WORK ITEM
In the records below, find the lines that include "between" and copy each.

SUPPLIED DATA

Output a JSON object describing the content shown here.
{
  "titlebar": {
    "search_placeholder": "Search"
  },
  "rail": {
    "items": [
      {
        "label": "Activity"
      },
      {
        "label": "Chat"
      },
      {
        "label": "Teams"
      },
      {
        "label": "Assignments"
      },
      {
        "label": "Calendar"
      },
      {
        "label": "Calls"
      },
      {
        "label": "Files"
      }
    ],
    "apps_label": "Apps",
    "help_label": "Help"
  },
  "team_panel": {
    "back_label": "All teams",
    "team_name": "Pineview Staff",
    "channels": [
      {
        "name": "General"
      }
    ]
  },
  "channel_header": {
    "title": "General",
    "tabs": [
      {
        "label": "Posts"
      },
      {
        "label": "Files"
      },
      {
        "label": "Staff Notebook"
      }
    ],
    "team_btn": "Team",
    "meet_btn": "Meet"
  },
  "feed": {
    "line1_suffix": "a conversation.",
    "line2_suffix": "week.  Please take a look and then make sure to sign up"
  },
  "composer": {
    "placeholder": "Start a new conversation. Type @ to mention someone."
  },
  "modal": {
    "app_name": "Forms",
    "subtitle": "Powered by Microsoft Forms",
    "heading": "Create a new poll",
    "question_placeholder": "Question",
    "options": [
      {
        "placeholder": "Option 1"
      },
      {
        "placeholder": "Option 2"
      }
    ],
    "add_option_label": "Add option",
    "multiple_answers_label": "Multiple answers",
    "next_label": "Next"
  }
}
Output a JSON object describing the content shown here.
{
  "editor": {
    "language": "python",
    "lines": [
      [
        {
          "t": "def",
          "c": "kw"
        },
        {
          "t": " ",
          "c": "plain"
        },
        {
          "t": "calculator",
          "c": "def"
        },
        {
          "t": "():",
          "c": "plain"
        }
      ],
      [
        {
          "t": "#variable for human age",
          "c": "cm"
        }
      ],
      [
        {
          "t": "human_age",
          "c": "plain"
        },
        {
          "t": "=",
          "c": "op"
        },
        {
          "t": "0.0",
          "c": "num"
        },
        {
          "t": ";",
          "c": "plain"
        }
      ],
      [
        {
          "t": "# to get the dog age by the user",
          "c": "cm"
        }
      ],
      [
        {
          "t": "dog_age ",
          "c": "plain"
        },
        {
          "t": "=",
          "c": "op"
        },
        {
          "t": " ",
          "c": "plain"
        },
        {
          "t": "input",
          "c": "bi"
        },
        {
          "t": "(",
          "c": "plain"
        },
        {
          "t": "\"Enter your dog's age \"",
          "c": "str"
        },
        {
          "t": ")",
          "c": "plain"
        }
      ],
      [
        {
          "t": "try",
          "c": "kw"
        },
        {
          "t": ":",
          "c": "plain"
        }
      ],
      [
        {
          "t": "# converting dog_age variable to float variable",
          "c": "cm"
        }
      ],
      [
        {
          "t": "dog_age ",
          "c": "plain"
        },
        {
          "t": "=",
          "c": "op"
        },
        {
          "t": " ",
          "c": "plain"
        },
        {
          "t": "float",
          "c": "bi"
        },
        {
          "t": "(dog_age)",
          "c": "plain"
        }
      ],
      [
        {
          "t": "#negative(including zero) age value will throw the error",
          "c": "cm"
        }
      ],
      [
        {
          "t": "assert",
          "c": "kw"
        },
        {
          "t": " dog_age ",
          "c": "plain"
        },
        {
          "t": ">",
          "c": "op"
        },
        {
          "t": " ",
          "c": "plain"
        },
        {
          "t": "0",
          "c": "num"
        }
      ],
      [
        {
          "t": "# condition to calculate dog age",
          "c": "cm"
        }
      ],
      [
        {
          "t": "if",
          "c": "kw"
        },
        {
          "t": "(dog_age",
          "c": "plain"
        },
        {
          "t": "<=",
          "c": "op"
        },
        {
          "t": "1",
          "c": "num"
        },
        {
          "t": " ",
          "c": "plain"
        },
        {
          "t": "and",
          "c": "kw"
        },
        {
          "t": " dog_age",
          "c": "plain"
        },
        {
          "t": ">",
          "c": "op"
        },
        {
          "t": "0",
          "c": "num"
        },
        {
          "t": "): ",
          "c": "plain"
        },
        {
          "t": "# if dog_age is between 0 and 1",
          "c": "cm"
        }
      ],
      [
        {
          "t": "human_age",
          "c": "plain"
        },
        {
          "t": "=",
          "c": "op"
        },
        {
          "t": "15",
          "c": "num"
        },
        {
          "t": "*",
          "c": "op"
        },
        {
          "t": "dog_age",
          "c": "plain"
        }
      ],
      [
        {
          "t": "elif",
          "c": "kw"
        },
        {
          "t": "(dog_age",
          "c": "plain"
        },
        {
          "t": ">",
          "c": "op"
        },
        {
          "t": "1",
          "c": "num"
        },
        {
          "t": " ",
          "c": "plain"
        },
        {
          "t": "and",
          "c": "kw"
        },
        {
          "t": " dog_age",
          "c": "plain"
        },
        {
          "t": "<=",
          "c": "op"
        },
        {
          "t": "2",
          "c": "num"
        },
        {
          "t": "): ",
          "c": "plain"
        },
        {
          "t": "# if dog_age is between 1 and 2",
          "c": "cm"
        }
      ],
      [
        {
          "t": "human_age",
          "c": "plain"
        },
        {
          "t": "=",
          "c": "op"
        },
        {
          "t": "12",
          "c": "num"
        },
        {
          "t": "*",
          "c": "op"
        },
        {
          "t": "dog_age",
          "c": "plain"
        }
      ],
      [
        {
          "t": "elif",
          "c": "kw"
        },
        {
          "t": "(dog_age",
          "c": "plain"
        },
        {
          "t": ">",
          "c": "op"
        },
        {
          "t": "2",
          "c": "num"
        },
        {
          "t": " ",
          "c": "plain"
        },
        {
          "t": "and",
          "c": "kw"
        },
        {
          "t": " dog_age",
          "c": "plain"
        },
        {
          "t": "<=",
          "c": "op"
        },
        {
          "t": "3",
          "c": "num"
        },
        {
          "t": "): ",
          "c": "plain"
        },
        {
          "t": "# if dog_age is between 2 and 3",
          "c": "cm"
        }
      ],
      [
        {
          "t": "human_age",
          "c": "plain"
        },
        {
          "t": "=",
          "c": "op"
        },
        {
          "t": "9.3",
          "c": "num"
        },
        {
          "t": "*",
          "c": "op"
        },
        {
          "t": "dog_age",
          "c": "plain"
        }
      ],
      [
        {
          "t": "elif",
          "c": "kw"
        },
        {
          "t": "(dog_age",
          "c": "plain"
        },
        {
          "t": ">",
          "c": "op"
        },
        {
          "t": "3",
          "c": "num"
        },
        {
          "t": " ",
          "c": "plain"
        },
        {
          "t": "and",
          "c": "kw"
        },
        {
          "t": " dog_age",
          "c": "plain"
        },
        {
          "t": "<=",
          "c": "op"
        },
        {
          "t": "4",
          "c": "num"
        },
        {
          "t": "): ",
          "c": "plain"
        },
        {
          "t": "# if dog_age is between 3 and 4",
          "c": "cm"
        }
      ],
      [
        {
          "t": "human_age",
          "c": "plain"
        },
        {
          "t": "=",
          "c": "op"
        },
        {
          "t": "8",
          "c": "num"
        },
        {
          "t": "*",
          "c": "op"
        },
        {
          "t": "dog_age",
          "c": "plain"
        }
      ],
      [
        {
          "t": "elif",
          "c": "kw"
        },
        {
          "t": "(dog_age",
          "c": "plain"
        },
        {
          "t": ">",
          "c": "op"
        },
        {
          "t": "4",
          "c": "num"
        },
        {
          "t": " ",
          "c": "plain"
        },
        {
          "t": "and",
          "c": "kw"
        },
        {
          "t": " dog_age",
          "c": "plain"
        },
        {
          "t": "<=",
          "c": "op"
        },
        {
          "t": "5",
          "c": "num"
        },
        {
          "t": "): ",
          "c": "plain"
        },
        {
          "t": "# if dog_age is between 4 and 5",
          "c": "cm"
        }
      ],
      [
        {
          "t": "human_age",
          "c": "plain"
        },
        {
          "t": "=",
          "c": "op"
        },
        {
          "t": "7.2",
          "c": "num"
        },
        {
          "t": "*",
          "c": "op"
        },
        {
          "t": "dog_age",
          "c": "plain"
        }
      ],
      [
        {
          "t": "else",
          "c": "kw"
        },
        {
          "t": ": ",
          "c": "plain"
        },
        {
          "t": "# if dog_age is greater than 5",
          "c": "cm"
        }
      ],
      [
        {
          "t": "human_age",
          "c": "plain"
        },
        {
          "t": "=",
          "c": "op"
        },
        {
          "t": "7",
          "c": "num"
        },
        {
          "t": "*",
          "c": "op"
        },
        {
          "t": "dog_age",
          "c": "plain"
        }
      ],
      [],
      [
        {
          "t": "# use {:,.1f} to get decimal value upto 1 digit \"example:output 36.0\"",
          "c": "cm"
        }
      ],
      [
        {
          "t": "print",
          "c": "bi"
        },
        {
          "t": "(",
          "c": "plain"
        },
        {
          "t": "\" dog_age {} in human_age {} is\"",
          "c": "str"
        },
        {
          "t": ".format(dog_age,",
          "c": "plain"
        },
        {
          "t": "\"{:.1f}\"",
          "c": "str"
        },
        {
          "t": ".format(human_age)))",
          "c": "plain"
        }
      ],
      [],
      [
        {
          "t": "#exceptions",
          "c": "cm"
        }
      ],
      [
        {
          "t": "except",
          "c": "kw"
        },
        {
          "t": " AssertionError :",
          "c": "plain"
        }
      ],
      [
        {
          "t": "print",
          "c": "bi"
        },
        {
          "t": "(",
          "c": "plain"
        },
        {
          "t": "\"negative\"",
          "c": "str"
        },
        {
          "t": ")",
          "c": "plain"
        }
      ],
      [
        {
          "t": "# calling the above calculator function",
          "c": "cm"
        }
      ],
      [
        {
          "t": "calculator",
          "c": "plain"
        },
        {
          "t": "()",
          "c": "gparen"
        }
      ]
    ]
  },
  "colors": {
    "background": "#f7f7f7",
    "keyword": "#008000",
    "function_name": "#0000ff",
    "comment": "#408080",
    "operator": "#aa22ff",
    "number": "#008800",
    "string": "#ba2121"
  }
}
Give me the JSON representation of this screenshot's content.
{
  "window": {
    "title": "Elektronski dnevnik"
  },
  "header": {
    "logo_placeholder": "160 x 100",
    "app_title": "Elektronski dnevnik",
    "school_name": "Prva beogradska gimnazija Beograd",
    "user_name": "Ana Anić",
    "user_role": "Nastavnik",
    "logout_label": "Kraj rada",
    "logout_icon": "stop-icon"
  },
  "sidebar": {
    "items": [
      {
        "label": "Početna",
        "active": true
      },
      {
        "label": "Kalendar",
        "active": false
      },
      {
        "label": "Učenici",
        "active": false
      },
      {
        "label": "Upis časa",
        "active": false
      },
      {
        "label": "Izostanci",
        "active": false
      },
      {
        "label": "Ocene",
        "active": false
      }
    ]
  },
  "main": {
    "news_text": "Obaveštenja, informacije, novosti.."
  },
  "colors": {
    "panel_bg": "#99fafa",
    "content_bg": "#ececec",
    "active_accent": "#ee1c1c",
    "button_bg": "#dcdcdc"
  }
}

SOLUTION TO THIS PROBLEM
          "t": "# if dog_age is between 0 and 1",
          "t": "# if dog_age is between 1 and 2",
          "t": "# if dog_age is between 2 and 3",
          "t": "# if dog_age is between 3 and 4",
          "t": "# if dog_age is between 4 and 5",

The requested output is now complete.